Joy is not an emotion that can be fabricated. The ubiquitous smiley face does not symbolize joy. It is innocuous. At times Joy eludes us and this is to be expected. The Psalmist wrote “there on the poplars we hung our harps for there our captors asked us for songs, our tormentors demanded songs of joy; they said “Sing us one of the songs of Zion! And the refrain: How can we sing the songs of the Lord while in a foreign land?”‘ (137:2-4)
Joy comes when we live in God’s presence. Through the victories you gave, his glory is great; you have bestowed on him splendor and majesty. Surely you have granted him unending blessings and made him glad with the joy of your presence. For the king trusts in the Lord; through the unfailing love of the Most High he will not be shaken. Ps 21:5-7
Joy isn’t dependent on our conditions or situation. Again the Psalmist writes: For in the day of trouble he will keep me safe in his dwelling; he will hide me in the shelter of his sacred tent and set me high upon a rock. Then my head will be exalted above the enemies who surround me; at his sacred tent I will sacrifice with shouts of joy; I will sing and make music to the Lord. (Psalm 27:5-7) Even in a difficult situation we can experience joy.

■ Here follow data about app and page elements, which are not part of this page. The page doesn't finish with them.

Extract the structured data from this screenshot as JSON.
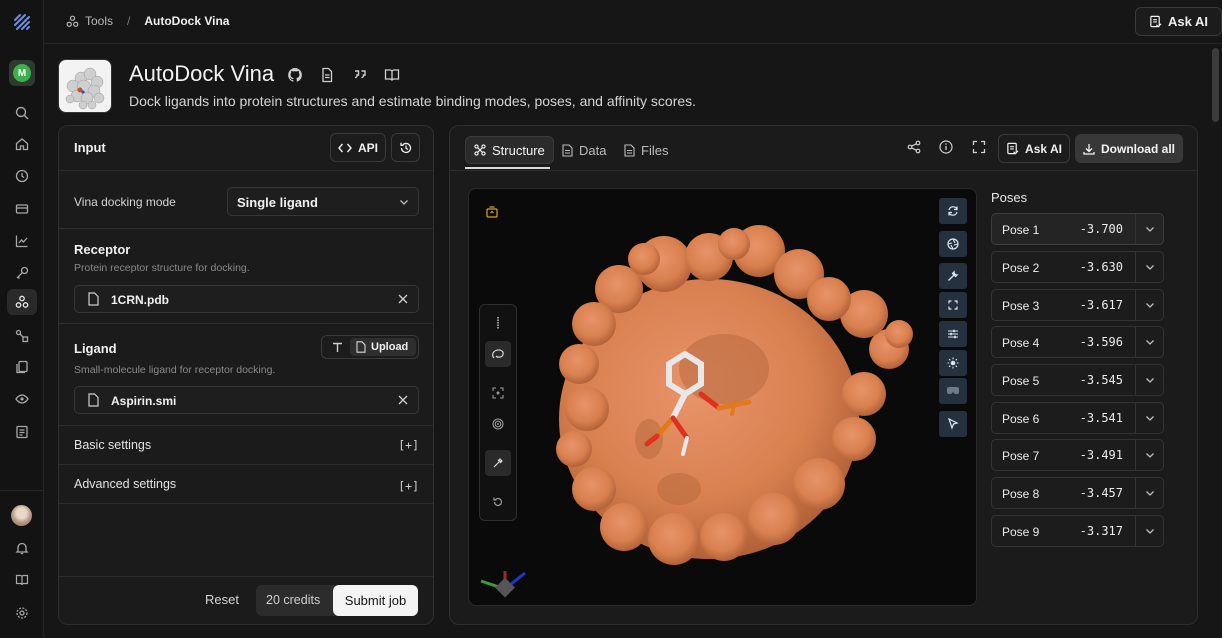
{
  "breadcrumb": {
    "root": "Tools",
    "separator": "/",
    "current": "AutoDock Vina"
  },
  "topbar": {
    "ask_ai": "Ask AI"
  },
  "rail": {
    "avatar_initial": "M"
  },
  "tool": {
    "title": "AutoDock Vina",
    "description": "Dock ligands into protein structures and estimate binding modes, poses, and affinity scores."
  },
  "input_panel": {
    "header": "Input",
    "api_label": "API",
    "mode_label": "Vina docking mode",
    "mode_value": "Single ligand",
    "receptor": {
      "title": "Receptor",
      "hint": "Protein receptor structure for docking.",
      "file": "1CRN.pdb"
    },
    "ligand": {
      "title": "Ligand",
      "hint": "Small-molecule ligand for receptor docking.",
      "upload": "Upload",
      "file": "Aspirin.smi"
    },
    "basic_settings": "Basic settings",
    "advanced_settings": "Advanced settings",
    "expand_marker": "[+]",
    "reset": "Reset",
    "credits": "20 credits",
    "submit": "Submit job"
  },
  "result_panel": {
    "tabs": [
      "Structure",
      "Data",
      "Files"
    ],
    "ask_ai": "Ask AI",
    "download_all": "Download all",
    "poses_title": "Poses",
    "poses": [
      {
        "name": "Pose 1",
        "score": "-3.700"
      },
      {
        "name": "Pose 2",
        "score": "-3.630"
      },
      {
        "name": "Pose 3",
        "score": "-3.617"
      },
      {
        "name": "Pose 4",
        "score": "-3.596"
      },
      {
        "name": "Pose 5",
        "score": "-3.545"
      },
      {
        "name": "Pose 6",
        "score": "-3.541"
      },
      {
        "name": "Pose 7",
        "score": "-3.491"
      },
      {
        "name": "Pose 8",
        "score": "-3.457"
      },
      {
        "name": "Pose 9",
        "score": "-3.317"
      }
    ]
  },
  "colors": {
    "surface": "#d9804f",
    "ligand_carbon": "#e8e8e8",
    "ligand_oxygen": "#e0301e",
    "ligand_highlight": "#e07a1a",
    "viewer_tool_bg": "#25313f"
  }
}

She would probably think me a bit unhinged but I saw that this week. Terry Moore’s mother had been at death’s door in the intensive care unit of Holy Family for a couple of days. Her whole family converged in the ICU waiting room. They were told that there was nothing more medically that could be done for her and she would be moved to a regular room and then, most likely to hospice care. I stood there as she was rolled passed on her hospital bed and the smile on her face as she was greeted by all her loved one’s told me they better not count her out. In medical distress I saw hope on her face. James was right: “Consider it pure joy…whenever you face trials of many kinds, because you know that the testing of your faith produces perseverance.”
Perhaps the idea of conflating the notion of integrity doesn’t seem to fit with the principles of joy, but the Psalmist wrote: Hate evil, you lovers of the Eternal. He protects the souls of those who follow Him; He rescues them from the devices of the wicked. Light is sown in the just; as it grows, it brings joy to the pure of heart. Celebrate the Eternal God, all you who are faithful; offer thanks to His holy name. (Ps 97:10-12 ) Loss of integrity leads to guilt, and discouragement, while honesty breeds satisfaction, and peace.
Jesus said, “If you keep my commands, you will remain in my love, just as I have kept my Father’s commands and remain in his love. I have told you this so that my joy may be in you and that your joy may be complete. Jesus’ joy in us. The joy of the living Christ, residing in us, makes our joy complete. Over the centuries we’ve turned Jesus into a buckled down Puritan yet if we read the record, he and his faithful followers were a joyful lot. The image that comes to my mind is that of the group of friends introduced to us in the movie Three Weddings and a Funeral…the Bible intimates that Jesus’ mother had Jesus replace the wine at the wedding in Cana of Galilee because he and his pals had consumed what had been provided.
Jesus said, “If you keep my commands, you will remain in my love, just as I have kept my Father’s commands and remain in his love. I have told you this so that my joy may be in you and that your joy may be complete. My command is this: Love each other as I have loved you” John 15:10-12